Funding/support: This study was funded by Amgen Inc. Gail Flores, whose work was supported by Amgen Inc., and Holly Brenza Zoog and Amy Foreman-Wykert, of Amgen Inc., provided medical writing assistance.
Financial disclosure/conflicts of interest: D.L.K. has received grants from Amgen Inc., Eli Lilly, Johnson & Johnson, Roche, Novartis, Pfizer, and GSK; has received support for travel to meetings from Amgen Inc., Eli Lilly, Novartis, and Pfizer; and has served on the speakers bureau for Amgen Inc., Eli Lilly, Novartis, Pfizer, GSK, and Warner Chilcott. M.J.L. has received grants from Amgen Inc., Abbott, Alexion, Ardea, Array, AstraZeneca, Bausch & Lomb, Biota, BioSante, Boehringer-Ingelheim, Bristol Myers Squibb, CardioKine, Cerimon, CombinatoRx, Covance, Daiichi Sankyo, DP Clinical, Duke CRI, Endo Pharmaceuticals, Epigenomics, Forest, Furiex, Genentech, GlaxoSmithKline, Hisamitsu, i3 Research, IL Pharma, Lexicaon, Lilly, Merck, Novartis, Novo Nordisk, NPS Allelix, NPS Pharmaceuticals, Ortho-MacNeill, Otsuka, Pfizer, PPD, Quintiles, Roche, Salix, Sanofi-Aventis, Schering-Plough, Sepacor, Smith Kline Beecham, Takeda, Tioga, Viropharma, and Wyeth. A.M. has no conflicts to disclose.
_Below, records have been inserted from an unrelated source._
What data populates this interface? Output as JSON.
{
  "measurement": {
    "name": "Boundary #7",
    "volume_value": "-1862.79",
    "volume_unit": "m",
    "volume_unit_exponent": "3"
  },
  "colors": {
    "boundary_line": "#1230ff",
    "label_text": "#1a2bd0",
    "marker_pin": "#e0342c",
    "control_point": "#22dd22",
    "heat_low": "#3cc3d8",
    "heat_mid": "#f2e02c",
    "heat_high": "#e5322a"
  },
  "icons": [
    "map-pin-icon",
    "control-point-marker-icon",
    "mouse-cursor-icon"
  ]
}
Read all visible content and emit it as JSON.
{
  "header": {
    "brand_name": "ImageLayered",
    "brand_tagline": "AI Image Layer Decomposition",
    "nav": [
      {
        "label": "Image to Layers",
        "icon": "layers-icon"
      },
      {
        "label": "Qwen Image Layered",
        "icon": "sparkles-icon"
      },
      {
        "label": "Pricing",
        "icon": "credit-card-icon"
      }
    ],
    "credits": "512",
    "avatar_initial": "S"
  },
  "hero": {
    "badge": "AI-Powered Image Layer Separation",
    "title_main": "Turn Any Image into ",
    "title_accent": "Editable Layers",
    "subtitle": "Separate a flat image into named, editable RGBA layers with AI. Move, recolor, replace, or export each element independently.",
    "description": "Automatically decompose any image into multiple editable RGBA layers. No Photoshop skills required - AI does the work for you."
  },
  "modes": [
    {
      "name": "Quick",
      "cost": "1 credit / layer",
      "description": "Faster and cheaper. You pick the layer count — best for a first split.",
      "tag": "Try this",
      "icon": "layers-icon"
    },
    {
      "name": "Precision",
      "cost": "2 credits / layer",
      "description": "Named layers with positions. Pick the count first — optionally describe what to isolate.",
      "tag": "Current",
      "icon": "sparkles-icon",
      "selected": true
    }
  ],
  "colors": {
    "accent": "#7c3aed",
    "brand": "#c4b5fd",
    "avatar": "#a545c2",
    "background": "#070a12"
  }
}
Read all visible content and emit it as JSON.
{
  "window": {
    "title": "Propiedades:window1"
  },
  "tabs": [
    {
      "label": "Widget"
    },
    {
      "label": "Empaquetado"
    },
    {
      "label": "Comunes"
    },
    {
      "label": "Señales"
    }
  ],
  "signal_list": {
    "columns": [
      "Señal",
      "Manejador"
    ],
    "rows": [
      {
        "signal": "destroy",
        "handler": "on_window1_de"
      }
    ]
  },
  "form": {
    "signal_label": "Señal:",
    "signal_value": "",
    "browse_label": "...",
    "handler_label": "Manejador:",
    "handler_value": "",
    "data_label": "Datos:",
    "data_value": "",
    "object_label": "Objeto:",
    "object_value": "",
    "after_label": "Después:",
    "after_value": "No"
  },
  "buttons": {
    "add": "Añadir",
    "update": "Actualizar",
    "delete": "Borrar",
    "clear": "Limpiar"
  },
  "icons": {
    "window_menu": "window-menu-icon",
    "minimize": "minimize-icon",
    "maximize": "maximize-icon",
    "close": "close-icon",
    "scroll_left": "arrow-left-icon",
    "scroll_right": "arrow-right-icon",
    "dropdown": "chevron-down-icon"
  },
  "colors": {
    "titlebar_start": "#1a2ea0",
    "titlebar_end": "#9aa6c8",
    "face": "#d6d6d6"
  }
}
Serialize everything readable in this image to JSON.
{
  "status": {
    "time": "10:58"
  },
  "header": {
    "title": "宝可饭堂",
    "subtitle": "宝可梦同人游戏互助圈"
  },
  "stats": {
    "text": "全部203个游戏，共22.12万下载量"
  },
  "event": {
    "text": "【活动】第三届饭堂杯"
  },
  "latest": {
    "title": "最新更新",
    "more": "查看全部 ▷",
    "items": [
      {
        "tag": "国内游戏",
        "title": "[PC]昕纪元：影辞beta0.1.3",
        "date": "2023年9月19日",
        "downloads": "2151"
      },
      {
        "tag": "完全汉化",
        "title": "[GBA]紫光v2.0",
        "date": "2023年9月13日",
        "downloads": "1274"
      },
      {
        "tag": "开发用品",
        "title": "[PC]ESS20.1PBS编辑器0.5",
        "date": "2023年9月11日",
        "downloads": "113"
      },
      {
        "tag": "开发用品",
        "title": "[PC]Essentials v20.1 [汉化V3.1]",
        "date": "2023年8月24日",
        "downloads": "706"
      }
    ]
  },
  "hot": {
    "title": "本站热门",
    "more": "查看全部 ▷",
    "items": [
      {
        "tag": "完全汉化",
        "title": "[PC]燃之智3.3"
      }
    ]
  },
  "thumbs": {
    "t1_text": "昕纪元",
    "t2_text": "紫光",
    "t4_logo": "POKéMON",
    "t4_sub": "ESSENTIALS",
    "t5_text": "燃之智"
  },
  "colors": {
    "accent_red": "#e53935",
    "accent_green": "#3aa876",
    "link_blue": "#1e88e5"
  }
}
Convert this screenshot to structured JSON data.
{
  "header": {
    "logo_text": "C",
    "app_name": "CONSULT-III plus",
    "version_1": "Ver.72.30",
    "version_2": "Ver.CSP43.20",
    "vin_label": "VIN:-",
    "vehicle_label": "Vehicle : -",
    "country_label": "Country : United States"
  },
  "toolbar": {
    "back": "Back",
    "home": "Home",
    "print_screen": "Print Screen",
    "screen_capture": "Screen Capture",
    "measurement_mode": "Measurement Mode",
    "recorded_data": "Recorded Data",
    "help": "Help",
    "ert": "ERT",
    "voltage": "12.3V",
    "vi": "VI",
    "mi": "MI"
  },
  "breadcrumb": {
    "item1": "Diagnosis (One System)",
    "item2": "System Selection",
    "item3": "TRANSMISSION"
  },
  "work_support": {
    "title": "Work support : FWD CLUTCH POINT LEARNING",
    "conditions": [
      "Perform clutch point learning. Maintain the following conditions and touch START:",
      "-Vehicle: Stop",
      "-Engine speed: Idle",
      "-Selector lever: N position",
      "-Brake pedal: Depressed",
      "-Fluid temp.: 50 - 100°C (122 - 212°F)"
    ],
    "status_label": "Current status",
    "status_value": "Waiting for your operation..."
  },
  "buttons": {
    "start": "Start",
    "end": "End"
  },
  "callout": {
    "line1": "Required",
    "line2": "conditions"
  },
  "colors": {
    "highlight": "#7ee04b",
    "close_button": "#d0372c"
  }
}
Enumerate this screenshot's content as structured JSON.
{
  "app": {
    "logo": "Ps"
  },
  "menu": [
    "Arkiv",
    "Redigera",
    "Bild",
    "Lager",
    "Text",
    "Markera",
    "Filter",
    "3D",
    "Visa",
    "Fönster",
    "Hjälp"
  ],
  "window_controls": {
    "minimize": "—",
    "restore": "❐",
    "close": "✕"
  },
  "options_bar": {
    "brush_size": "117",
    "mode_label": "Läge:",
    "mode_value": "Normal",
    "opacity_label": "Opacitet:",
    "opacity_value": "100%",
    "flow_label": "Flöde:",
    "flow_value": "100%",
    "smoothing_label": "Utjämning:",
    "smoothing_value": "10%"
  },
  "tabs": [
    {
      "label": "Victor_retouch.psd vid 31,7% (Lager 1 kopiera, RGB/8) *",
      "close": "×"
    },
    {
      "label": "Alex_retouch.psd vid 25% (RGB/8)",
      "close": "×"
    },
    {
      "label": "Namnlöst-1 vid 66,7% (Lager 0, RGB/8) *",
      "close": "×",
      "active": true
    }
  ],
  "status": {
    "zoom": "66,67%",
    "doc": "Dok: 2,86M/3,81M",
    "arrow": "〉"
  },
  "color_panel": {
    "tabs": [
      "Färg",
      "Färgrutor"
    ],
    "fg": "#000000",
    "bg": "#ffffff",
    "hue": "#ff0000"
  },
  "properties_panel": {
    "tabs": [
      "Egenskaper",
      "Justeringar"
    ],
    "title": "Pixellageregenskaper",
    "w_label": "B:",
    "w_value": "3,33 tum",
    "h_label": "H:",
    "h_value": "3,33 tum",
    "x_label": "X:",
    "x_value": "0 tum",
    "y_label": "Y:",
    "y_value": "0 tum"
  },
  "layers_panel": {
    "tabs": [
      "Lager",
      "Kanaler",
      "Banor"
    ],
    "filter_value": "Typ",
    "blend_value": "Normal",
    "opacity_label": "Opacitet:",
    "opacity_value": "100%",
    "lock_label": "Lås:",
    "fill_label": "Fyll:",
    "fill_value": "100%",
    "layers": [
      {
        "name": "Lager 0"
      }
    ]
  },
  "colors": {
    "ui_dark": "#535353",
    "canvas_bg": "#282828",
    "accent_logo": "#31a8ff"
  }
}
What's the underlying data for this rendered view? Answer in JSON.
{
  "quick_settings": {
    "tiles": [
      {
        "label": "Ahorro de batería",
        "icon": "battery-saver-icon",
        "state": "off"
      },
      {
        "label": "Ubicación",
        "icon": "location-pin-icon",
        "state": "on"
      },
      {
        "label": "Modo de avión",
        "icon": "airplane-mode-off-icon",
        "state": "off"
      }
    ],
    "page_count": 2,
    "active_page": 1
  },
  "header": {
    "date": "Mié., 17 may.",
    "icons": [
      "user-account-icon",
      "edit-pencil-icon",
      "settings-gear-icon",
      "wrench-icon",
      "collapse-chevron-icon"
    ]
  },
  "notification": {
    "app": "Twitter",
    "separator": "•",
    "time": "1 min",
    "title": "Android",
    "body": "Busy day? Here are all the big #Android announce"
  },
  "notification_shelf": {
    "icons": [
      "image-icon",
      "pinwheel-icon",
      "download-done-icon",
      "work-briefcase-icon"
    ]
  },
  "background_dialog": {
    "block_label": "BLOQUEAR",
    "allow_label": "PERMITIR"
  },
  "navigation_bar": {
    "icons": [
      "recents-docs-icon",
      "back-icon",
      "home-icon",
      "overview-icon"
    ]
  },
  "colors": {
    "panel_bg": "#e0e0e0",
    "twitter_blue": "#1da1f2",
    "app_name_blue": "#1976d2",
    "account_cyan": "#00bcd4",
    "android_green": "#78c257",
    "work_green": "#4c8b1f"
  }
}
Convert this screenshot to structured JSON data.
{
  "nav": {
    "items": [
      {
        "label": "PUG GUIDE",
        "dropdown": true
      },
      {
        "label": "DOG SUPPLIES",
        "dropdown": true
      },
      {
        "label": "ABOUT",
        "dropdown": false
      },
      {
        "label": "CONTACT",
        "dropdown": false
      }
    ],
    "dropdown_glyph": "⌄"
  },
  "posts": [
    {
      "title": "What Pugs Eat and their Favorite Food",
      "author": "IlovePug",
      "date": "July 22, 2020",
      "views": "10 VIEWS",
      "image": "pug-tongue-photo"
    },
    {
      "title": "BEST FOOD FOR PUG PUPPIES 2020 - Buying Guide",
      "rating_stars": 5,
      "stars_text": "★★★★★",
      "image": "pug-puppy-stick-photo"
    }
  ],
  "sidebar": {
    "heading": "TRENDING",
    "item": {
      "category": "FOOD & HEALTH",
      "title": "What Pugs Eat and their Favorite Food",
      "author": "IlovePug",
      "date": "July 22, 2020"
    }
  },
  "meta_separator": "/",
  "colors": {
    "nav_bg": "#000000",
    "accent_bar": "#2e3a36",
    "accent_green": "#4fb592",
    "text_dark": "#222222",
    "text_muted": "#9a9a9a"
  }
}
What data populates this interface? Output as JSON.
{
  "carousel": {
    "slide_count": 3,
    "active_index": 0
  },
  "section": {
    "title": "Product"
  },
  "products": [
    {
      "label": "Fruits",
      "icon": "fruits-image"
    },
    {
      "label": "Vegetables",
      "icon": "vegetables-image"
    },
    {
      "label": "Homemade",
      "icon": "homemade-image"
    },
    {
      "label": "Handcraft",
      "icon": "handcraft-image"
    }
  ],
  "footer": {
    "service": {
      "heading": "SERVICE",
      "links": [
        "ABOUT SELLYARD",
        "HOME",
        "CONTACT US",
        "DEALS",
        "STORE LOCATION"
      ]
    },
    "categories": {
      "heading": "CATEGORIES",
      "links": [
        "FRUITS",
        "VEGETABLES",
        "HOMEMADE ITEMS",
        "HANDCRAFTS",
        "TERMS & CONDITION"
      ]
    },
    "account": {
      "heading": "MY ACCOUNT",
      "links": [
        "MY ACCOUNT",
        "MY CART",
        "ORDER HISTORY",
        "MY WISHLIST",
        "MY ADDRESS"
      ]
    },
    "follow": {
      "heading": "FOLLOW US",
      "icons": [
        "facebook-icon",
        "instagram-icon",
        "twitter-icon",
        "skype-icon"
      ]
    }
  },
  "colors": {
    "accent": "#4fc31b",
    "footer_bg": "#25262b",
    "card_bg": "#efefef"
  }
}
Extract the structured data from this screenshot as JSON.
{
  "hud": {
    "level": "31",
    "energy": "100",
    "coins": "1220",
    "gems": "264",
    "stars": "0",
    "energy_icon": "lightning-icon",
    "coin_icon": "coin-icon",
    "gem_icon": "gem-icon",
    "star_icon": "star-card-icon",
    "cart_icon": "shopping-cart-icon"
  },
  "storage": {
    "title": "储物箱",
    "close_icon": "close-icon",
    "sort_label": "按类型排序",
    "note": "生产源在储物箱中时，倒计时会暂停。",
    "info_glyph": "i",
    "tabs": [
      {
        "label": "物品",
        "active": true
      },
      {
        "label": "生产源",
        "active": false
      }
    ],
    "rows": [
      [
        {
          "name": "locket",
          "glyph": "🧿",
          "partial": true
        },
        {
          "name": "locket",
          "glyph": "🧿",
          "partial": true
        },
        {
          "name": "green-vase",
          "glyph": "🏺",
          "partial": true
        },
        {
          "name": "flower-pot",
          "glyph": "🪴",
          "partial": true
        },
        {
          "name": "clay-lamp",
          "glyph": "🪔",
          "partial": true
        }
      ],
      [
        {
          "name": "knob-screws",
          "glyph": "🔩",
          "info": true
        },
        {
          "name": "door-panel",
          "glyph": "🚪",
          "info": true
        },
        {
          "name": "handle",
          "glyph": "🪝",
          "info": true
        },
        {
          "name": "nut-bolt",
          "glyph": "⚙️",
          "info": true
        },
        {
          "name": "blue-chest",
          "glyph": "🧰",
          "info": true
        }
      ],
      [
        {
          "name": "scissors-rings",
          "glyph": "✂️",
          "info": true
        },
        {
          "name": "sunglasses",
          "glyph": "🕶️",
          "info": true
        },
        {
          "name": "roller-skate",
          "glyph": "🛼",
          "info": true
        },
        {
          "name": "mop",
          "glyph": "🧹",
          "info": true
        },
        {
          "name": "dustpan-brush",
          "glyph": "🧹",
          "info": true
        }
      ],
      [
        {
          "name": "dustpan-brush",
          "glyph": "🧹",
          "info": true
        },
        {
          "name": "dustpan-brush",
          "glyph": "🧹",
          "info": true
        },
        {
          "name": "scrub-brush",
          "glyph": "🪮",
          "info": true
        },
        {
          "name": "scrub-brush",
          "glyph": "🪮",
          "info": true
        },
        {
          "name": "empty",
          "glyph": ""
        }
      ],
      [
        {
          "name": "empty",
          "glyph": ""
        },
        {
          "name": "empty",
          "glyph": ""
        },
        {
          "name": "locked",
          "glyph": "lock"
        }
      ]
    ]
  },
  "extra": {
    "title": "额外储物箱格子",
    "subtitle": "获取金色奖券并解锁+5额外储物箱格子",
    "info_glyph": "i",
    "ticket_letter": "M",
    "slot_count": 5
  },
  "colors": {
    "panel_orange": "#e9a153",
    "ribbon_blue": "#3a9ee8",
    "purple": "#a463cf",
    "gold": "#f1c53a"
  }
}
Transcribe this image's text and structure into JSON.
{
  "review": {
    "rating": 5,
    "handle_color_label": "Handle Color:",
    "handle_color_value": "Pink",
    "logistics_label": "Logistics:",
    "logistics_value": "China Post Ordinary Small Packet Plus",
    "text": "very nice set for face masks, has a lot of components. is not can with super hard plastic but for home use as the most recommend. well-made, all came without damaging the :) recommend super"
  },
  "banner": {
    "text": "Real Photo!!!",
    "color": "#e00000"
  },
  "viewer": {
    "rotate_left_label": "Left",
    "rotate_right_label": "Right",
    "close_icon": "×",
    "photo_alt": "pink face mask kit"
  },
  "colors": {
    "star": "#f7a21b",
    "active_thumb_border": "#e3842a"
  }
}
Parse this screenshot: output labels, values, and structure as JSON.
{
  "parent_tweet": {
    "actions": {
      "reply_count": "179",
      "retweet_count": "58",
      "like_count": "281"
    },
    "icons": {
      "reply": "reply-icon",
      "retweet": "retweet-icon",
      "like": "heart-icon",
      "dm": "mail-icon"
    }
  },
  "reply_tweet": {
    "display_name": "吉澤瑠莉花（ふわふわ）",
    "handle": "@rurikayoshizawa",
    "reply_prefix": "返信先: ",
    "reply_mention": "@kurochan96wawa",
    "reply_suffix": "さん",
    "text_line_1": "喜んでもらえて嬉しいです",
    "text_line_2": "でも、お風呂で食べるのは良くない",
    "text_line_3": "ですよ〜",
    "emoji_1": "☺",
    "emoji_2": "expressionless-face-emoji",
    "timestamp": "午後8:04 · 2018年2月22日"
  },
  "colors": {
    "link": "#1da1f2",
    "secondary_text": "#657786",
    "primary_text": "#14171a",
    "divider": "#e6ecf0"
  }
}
S.S.-H. has served as a consultant to Amgen Inc. D.M., P.K., E.-T.T., and R.B.W. are employees of Amgen Inc. and hold stocks or stock options in Amgen Inc. At the time this work was performed, J.H. was employed with Amgen Inc. and owned stocks in Amgen Inc. R.H. has served as a director for Pharmed Research Partnership; has received honoraria for speaking engagements on behalf of Abbott, Amgen Inc., AstraZeneca, Boehringer Ingelheim, Gilead Sciences, GlaxoSmithKline, Merck, Merck Serono, Novartis, NovoNordisk, Pfizer, Roche, Servier, Shire Pharmaceuticals, Warner Chilcott, and Wyeth; has received grants from the National Institute for Health Research, Amgen Inc., MRC, Wellcome Trust, Crohn’s & Colitis, and National Institute for Health Research–Research for Patient Benefit; has patents for and led the development of the Beliefs about Medicines Questionnaire and other research tools for assessing patients’ perceptions of health and illness; and is a shareholder in a university spinout consultancy company, Spoonful of Sugar.
Address correspondence to: David L. Kendler, MD, FRCPC, University of British Columbia, Prohealth, 150-943 W Broadway, Vancouver, BC, Canada V5Z 4E1. E-mail: firstname.lastname@example.org